> _Required action_
For the string "Financio", count the lines in the records below that contain it. Answer with that number alone.

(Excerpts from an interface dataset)
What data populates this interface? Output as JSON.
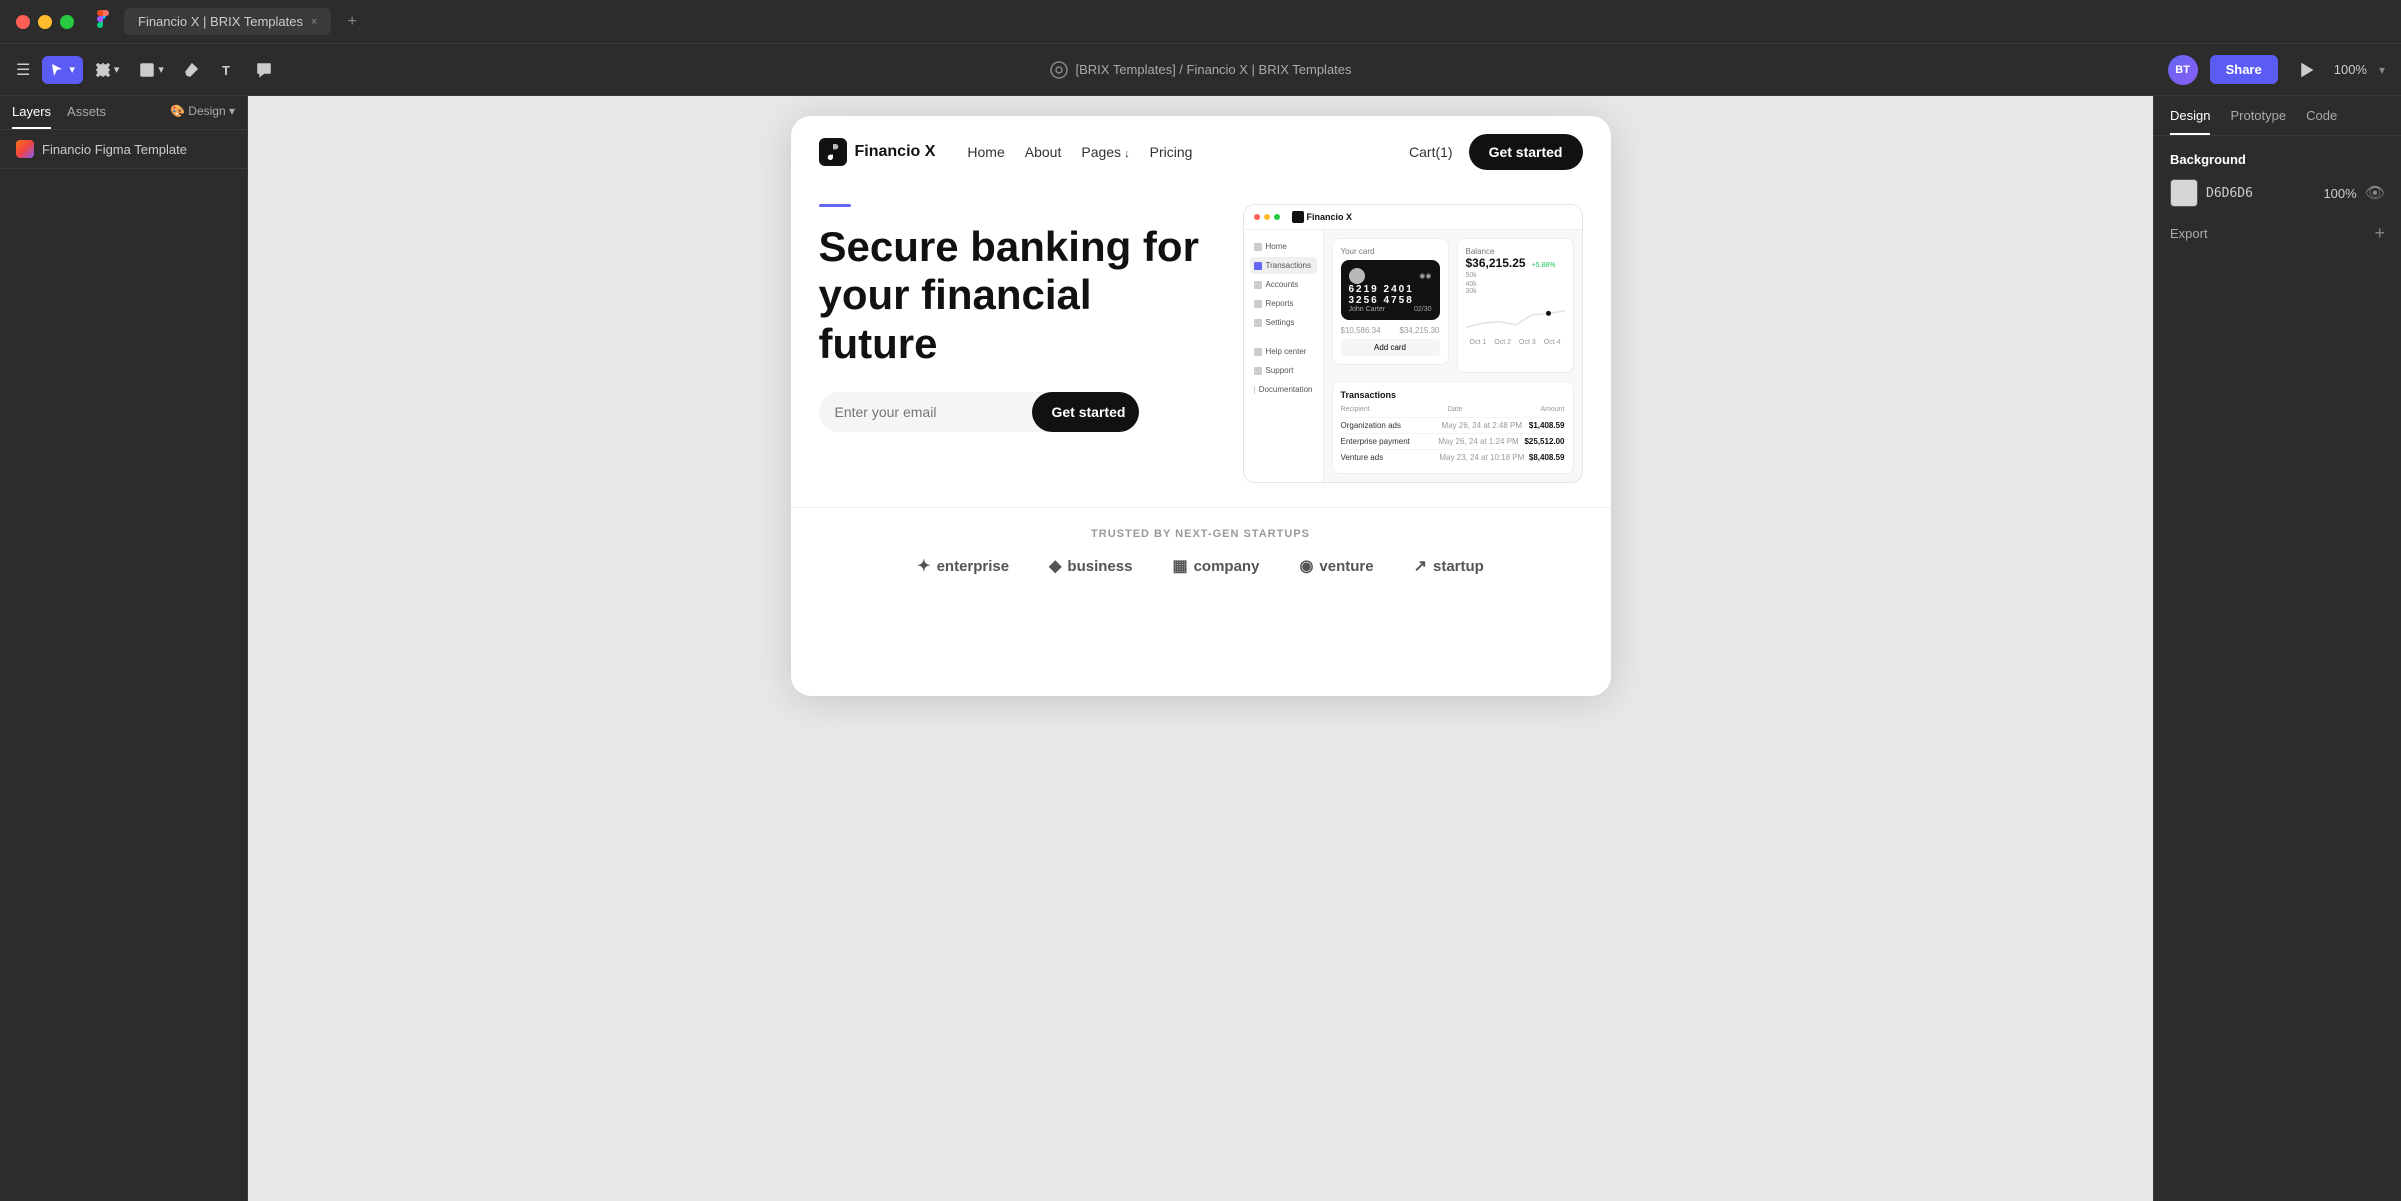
{
  "titlebar": {
    "tab_title": "Financio X | BRIX Templates",
    "tab_close": "×",
    "tab_add": "+"
  },
  "toolbar": {
    "hamburger": "☰",
    "breadcrumb": "[BRIX Templates] / Financio X | BRIX Templates",
    "share_label": "Share",
    "zoom": "100%"
  },
  "left_panel": {
    "tabs": [
      "Layers",
      "Assets"
    ],
    "design_tab": "🎨 Design ▾",
    "layer_item": "Financio Figma Template"
  },
  "right_panel": {
    "tabs": [
      "Design",
      "Prototype",
      "Code"
    ],
    "background_section": "Background",
    "color_hex": "D6D6D6",
    "color_opacity": "100%",
    "export_label": "Export",
    "export_add": "+"
  },
  "nav": {
    "logo": "Financio X",
    "links": [
      "Home",
      "About",
      "Pages",
      "Pricing",
      "Cart(1)"
    ],
    "cta": "Get started"
  },
  "hero": {
    "title": "Secure banking for your financial future",
    "input_placeholder": "Enter your email",
    "cta": "Get started"
  },
  "app_preview": {
    "logo": "Financio X",
    "sidebar_items": [
      "Home",
      "Transactions",
      "Accounts",
      "Reports",
      "Settings",
      "Help center",
      "Support",
      "Documentation"
    ],
    "card_number": "6219  2401  3256  4758",
    "card_name": "John Carter",
    "card_expiry": "02/30",
    "card_add": "Add card",
    "balance_label": "Balance",
    "balance_amount": "$36,215.25",
    "balance_growth": "+5.88%",
    "transaction_header": "Transactions",
    "tx_cols": [
      "Recipient",
      "Date",
      "Amount"
    ],
    "transactions": [
      {
        "name": "Organization ads",
        "date": "May 26, 24 at 2:48 PM",
        "amount": "$1,408.59"
      },
      {
        "name": "Enterprise payment",
        "date": "May 26, 24 at 1:24 PM",
        "amount": "$25,512.00"
      },
      {
        "name": "Venture ads",
        "date": "May 23, 24 at 10:18 PM",
        "amount": "$8,408.59"
      }
    ],
    "add_card_label": "Add card",
    "bottom_amounts": [
      "$10,586.34",
      "$34,215.30"
    ]
  },
  "trusted": {
    "label": "TRUSTED BY NEXT-GEN STARTUPS",
    "brands": [
      {
        "icon": "✦",
        "name": "enterprise"
      },
      {
        "icon": "◆",
        "name": "business"
      },
      {
        "icon": "▦",
        "name": "company"
      },
      {
        "icon": "◉",
        "name": "venture"
      },
      {
        "icon": "↗",
        "name": "startup"
      }
    ]
  }
}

> _Answer to this exercise_
5